Exercise input:

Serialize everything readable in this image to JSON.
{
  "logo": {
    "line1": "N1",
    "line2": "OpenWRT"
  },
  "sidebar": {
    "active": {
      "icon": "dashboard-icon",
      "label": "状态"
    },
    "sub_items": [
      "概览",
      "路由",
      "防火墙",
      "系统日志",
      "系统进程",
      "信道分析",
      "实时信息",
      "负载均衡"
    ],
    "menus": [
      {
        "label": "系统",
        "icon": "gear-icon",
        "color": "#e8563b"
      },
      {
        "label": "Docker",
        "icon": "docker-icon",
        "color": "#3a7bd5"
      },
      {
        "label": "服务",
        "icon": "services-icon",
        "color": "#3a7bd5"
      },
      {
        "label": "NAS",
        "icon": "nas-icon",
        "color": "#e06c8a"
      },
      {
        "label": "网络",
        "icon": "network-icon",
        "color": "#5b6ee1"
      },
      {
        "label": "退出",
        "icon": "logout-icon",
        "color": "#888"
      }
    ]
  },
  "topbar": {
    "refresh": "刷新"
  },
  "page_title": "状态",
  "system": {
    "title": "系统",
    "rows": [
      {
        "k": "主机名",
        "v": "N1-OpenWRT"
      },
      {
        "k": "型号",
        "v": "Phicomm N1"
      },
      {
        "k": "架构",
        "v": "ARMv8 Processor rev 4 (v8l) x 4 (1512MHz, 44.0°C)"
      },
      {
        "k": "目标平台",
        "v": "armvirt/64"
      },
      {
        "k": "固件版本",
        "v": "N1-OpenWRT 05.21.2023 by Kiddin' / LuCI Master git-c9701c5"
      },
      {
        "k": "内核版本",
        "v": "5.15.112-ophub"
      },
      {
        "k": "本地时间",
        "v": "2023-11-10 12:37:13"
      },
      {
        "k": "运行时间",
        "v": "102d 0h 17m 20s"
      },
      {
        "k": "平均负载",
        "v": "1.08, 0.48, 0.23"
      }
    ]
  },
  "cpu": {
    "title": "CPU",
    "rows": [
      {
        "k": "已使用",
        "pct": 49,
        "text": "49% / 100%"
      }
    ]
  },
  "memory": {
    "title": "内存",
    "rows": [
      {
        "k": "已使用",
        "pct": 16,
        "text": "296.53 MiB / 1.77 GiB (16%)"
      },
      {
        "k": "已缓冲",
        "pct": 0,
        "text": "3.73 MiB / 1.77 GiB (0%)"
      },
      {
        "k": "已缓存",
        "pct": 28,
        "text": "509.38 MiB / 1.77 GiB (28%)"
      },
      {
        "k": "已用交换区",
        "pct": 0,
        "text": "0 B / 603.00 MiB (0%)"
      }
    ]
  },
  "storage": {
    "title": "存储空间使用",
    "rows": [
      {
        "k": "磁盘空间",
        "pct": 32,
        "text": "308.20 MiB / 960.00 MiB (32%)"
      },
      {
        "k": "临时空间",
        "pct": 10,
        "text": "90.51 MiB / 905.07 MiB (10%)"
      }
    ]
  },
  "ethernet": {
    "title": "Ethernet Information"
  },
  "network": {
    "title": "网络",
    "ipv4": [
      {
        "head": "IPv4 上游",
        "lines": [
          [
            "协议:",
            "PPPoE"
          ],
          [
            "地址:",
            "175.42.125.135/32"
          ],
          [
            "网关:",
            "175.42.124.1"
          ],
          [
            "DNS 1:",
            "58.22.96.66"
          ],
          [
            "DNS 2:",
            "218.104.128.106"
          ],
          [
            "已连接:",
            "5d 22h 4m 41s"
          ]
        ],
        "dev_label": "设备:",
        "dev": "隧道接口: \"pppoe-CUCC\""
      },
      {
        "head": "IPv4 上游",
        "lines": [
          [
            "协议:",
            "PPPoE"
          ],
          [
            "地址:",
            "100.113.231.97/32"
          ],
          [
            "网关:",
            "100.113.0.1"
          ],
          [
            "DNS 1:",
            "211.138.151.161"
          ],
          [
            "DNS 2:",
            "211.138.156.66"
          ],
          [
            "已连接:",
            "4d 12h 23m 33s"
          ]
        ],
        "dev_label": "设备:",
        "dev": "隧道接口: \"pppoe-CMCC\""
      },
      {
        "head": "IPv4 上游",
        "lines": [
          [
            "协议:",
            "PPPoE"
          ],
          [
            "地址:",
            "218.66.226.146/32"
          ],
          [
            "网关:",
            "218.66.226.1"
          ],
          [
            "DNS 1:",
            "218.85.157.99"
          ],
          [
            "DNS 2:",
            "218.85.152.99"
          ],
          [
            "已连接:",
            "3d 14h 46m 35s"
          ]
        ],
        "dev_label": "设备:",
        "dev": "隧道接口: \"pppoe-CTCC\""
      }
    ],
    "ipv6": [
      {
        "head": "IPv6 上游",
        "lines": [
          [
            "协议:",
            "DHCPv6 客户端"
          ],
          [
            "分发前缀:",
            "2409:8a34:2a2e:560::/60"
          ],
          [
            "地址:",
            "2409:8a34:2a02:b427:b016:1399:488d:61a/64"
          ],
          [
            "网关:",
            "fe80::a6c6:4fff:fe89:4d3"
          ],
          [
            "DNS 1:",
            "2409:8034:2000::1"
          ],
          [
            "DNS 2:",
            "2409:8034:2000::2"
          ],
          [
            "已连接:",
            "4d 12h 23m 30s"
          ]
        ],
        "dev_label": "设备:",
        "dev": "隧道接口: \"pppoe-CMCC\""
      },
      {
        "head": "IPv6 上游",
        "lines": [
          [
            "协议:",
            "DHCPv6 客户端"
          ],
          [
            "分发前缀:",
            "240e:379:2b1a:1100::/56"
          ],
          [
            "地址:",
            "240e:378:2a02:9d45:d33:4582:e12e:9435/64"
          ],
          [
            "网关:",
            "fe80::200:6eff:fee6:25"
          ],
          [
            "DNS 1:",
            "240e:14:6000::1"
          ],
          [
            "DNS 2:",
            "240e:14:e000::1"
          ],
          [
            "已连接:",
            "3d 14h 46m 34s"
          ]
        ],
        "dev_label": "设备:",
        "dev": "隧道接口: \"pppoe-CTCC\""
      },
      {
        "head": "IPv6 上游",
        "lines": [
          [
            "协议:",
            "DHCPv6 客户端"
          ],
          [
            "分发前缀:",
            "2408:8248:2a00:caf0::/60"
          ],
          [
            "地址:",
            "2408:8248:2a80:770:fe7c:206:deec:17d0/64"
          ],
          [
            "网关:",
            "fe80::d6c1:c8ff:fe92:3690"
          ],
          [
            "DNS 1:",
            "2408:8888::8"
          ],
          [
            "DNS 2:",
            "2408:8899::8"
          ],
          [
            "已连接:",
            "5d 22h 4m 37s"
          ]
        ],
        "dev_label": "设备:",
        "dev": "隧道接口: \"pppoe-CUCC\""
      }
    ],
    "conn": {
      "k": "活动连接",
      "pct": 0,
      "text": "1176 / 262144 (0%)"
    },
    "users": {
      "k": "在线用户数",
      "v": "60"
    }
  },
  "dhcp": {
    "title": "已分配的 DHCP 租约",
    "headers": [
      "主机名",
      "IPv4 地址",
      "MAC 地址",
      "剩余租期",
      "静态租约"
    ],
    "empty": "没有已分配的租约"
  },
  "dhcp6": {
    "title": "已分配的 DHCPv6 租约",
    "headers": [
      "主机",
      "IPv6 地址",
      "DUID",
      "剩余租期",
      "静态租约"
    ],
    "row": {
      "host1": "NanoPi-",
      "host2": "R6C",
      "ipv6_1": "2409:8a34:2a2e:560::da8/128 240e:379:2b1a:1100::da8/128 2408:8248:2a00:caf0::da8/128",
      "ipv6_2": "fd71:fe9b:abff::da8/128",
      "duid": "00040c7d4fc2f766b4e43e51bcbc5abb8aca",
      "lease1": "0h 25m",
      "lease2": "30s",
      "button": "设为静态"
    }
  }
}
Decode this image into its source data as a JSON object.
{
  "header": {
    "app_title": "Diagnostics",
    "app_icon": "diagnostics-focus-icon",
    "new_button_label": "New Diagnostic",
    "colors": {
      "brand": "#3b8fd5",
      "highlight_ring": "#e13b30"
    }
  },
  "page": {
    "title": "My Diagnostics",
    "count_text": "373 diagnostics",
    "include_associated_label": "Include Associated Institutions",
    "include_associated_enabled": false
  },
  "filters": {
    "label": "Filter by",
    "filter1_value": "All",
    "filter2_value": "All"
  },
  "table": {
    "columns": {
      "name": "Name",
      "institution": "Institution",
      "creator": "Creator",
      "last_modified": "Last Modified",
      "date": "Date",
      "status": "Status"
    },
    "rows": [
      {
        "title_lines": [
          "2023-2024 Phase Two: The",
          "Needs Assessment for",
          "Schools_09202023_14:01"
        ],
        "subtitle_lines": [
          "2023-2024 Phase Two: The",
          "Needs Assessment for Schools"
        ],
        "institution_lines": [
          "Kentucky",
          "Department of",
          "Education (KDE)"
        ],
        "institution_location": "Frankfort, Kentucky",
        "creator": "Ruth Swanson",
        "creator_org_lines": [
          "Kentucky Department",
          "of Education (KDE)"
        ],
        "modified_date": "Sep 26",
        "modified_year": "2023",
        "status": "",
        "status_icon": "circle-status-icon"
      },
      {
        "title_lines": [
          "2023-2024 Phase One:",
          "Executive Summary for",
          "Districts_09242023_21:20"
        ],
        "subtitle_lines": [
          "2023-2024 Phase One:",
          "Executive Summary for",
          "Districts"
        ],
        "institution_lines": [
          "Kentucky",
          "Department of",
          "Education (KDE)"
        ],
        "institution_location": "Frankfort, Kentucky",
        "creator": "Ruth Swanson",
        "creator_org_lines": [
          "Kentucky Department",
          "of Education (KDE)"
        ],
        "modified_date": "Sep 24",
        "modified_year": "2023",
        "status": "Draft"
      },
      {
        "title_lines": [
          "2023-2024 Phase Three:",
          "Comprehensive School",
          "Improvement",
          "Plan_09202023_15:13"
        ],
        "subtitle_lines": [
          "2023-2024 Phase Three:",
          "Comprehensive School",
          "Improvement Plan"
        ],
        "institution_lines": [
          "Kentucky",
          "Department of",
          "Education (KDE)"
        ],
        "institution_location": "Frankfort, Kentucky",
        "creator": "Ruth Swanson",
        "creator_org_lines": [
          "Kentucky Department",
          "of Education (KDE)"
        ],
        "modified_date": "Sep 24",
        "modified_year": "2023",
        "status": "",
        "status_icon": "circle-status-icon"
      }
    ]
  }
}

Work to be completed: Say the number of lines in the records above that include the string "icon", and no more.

Result below: 10